Work order:
Output the data verbatim, minus the images.

──────

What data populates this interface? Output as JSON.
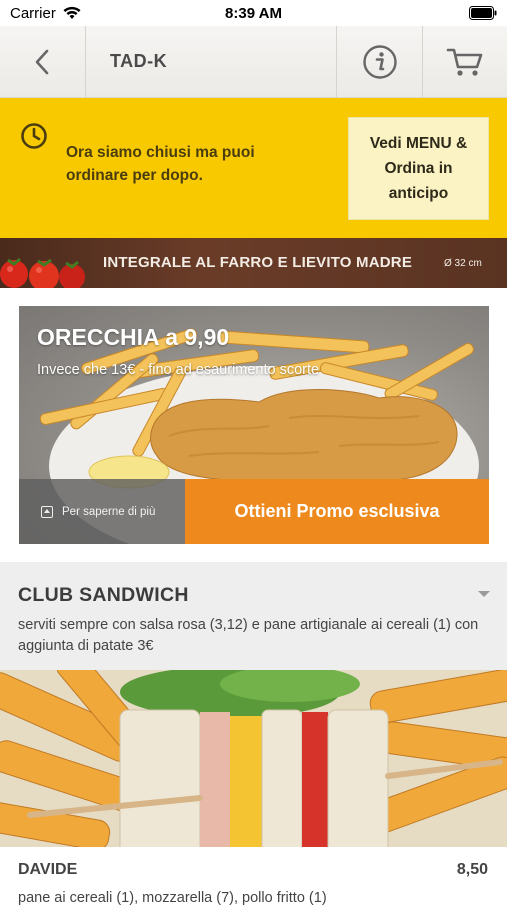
{
  "status_bar": {
    "carrier": "Carrier",
    "time": "8:39 AM"
  },
  "navbar": {
    "title": "TAD-K",
    "back_icon": "chevron-left-icon",
    "info_icon": "info-icon",
    "cart_icon": "cart-icon"
  },
  "closed_banner": {
    "message": "Ora siamo chiusi ma puoi ordinare per dopo.",
    "button_label": "Vedi MENU & Ordina in anticipo",
    "color": "#f9c900"
  },
  "promo_strip": {
    "text": "INTEGRALE AL FARRO E LIEVITO MADRE",
    "size": "Ø 32 cm"
  },
  "offer": {
    "title": "ORECCHIA a 9,90",
    "subtitle": "Invece che 13€ - fino ad esaurimento scorte",
    "more_label": "Per saperne di più",
    "cta_label": "Ottieni Promo esclusiva",
    "cta_color": "#ee8a1d"
  },
  "category": {
    "title": "CLUB SANDWICH",
    "description": "serviti sempre con salsa rosa (3,12) e pane artigianale ai cereali (1) con aggiunta di patate 3€"
  },
  "items": [
    {
      "name": "DAVIDE",
      "price": "8,50",
      "description": "pane ai cereali (1), mozzarella (7), pollo fritto (1)"
    }
  ]
}
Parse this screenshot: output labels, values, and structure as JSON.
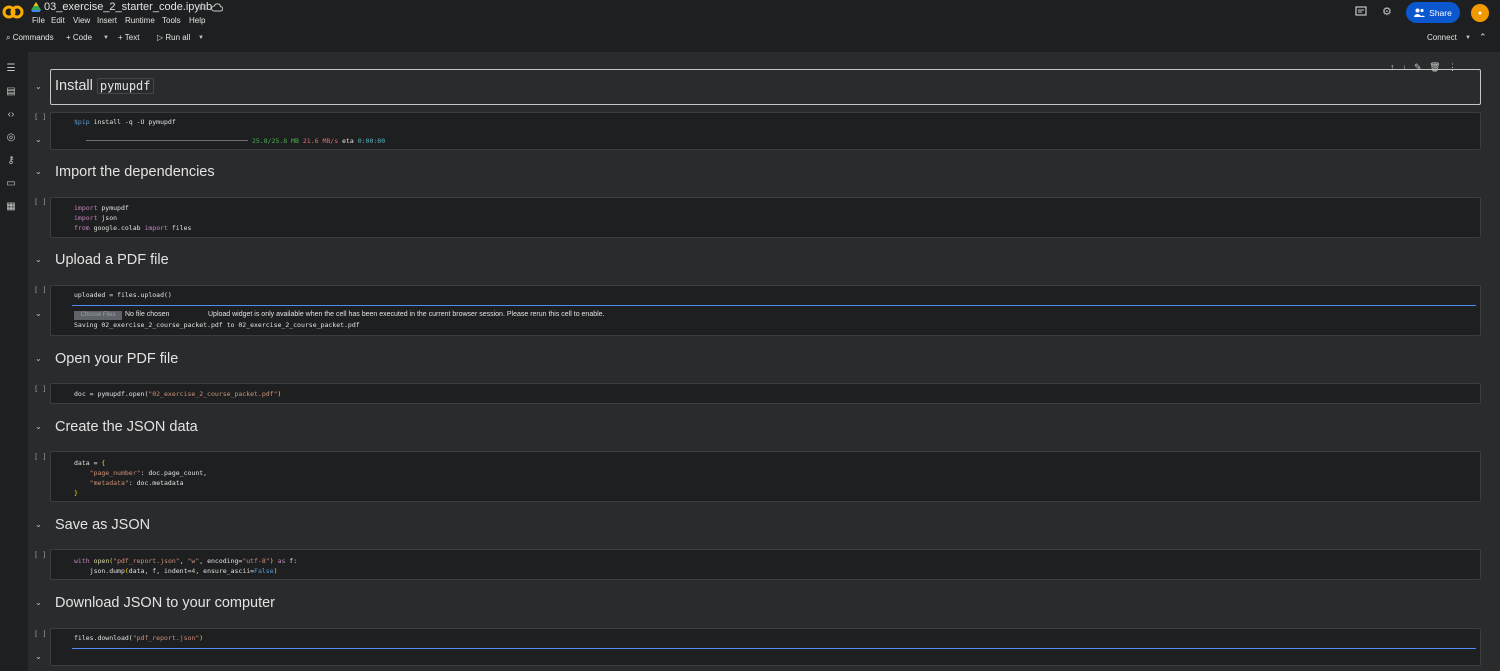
{
  "app": {
    "filename": "03_exercise_2_starter_code.ipynb",
    "menus": [
      "File",
      "Edit",
      "View",
      "Insert",
      "Runtime",
      "Tools",
      "Help"
    ],
    "share_label": "Share"
  },
  "toolbar": {
    "commands_label": "Commands",
    "code_label": "Code",
    "text_label": "Text",
    "run_all_label": "Run all",
    "connect_label": "Connect"
  },
  "sections": {
    "install": {
      "title_prefix": "Install",
      "title_code": "pymupdf"
    },
    "import": {
      "title": "Import the dependencies"
    },
    "upload": {
      "title": "Upload a PDF file"
    },
    "open": {
      "title": "Open your PDF file"
    },
    "create": {
      "title": "Create the JSON data"
    },
    "save": {
      "title": "Save as JSON"
    },
    "download": {
      "title": "Download JSON to your computer"
    }
  },
  "cells": {
    "bracket": "[ ]",
    "pip_cmd": "$pip",
    "pip_rest": " install -q -U pymupdf",
    "progress_text": "25.8/25.8 MB",
    "speed_text": "21.6 MB/s",
    "eta_label": "eta",
    "eta_value": "0:00:00",
    "upload_code": "uploaded = files.upload()",
    "choose_files": "Choose Files",
    "no_file": "No file chosen",
    "upload_notice": "Upload widget is only available when the cell has been executed in the current browser session. Please rerun this cell to enable.",
    "saving_text": "Saving 02_exercise_2_course_packet.pdf to 02_exercise_2_course_packet.pdf",
    "open_pre": "doc = pymupdf.open(",
    "open_str": "\"02_exercise_2_course_packet.pdf\"",
    "download_pre": "files.download(",
    "download_str": "\"pdf_report.json\""
  }
}
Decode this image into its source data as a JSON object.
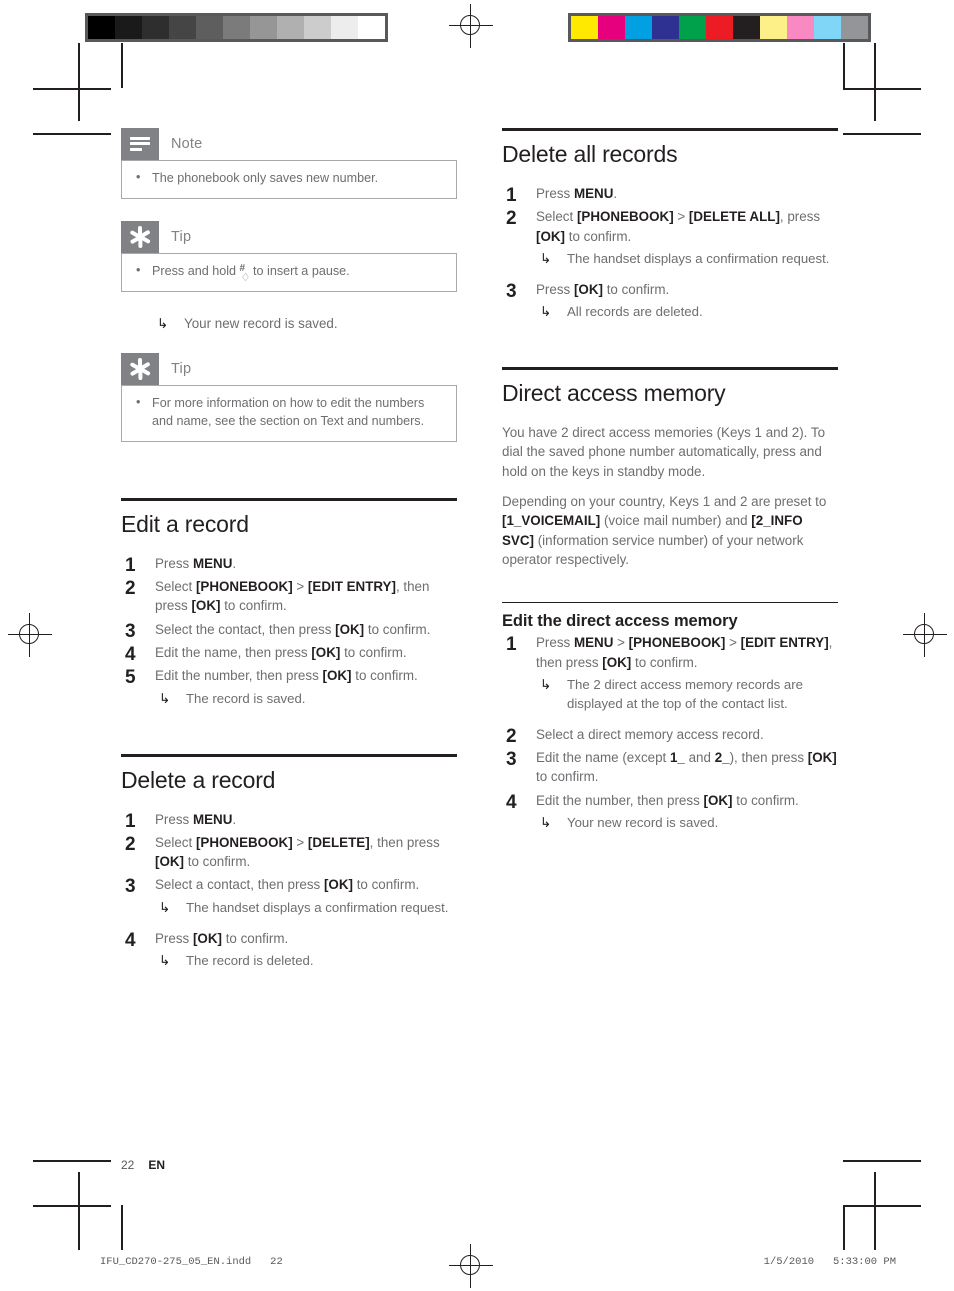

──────

Result for this exercise:
What data populates this interface? Output as JSON.
{
  "status_bar": {
    "carrier": "Carrier",
    "time": "8:39 AM"
  },
  "navbar": {
    "title": "TAD-K",
    "back_icon": "chevron-left-icon",
    "info_icon": "info-icon",
    "cart_icon": "cart-icon"
  },
  "closed_banner": {
    "message": "Ora siamo chiusi ma puoi ordinare per dopo.",
    "button_label": "Vedi MENU & Ordina in anticipo",
    "color": "#f9c900"
  },
  "promo_strip": {
    "text": "INTEGRALE AL FARRO E LIEVITO MADRE",
    "size": "Ø 32 cm"
  },
  "offer": {
    "title": "ORECCHIA a 9,90",
    "subtitle": "Invece che 13€ - fino ad esaurimento scorte",
    "more_label": "Per saperne di più",
    "cta_label": "Ottieni Promo esclusiva",
    "cta_color": "#ee8a1d"
  },
  "category": {
    "title": "CLUB SANDWICH",
    "description": "serviti sempre con salsa rosa (3,12) e pane artigianale ai cereali (1) con aggiunta di patate 3€"
  },
  "items": [
    {
      "name": "DAVIDE",
      "price": "8,50",
      "description": "pane ai cereali (1), mozzarella (7), pollo fritto (1)"
    }
  ]
}
Parse this screenshot: output labels, values, and structure as JSON.
{
  "app": {
    "filename": "03_exercise_2_starter_code.ipynb",
    "menus": [
      "File",
      "Edit",
      "View",
      "Insert",
      "Runtime",
      "Tools",
      "Help"
    ],
    "share_label": "Share"
  },
  "toolbar": {
    "commands_label": "Commands",
    "code_label": "Code",
    "text_label": "Text",
    "run_all_label": "Run all",
    "connect_label": "Connect"
  },
  "sections": {
    "install": {
      "title_prefix": "Install",
      "title_code": "pymupdf"
    },
    "import": {
      "title": "Import the dependencies"
    },
    "upload": {
      "title": "Upload a PDF file"
    },
    "open": {
      "title": "Open your PDF file"
    },
    "create": {
      "title": "Create the JSON data"
    },
    "save": {
      "title": "Save as JSON"
    },
    "download": {
      "title": "Download JSON to your computer"
    }
  },
  "cells": {
    "bracket": "[ ]",
    "pip_cmd": "$pip",
    "pip_rest": " install -q -U pymupdf",
    "progress_text": "25.8/25.8 MB",
    "speed_text": "21.6 MB/s",
    "eta_label": "eta",
    "eta_value": "0:00:00",
    "upload_code": "uploaded = files.upload()",
    "choose_files": "Choose Files",
    "no_file": "No file chosen",
    "upload_notice": "Upload widget is only available when the cell has been executed in the current browser session. Please rerun this cell to enable.",
    "saving_text": "Saving 02_exercise_2_course_packet.pdf to 02_exercise_2_course_packet.pdf",
    "open_pre": "doc = pymupdf.open(",
    "open_str": "\"02_exercise_2_course_packet.pdf\"",
    "download_pre": "files.download(",
    "download_str": "\"pdf_report.json\""
  }
}
Decode this image into its source data as a JSON object.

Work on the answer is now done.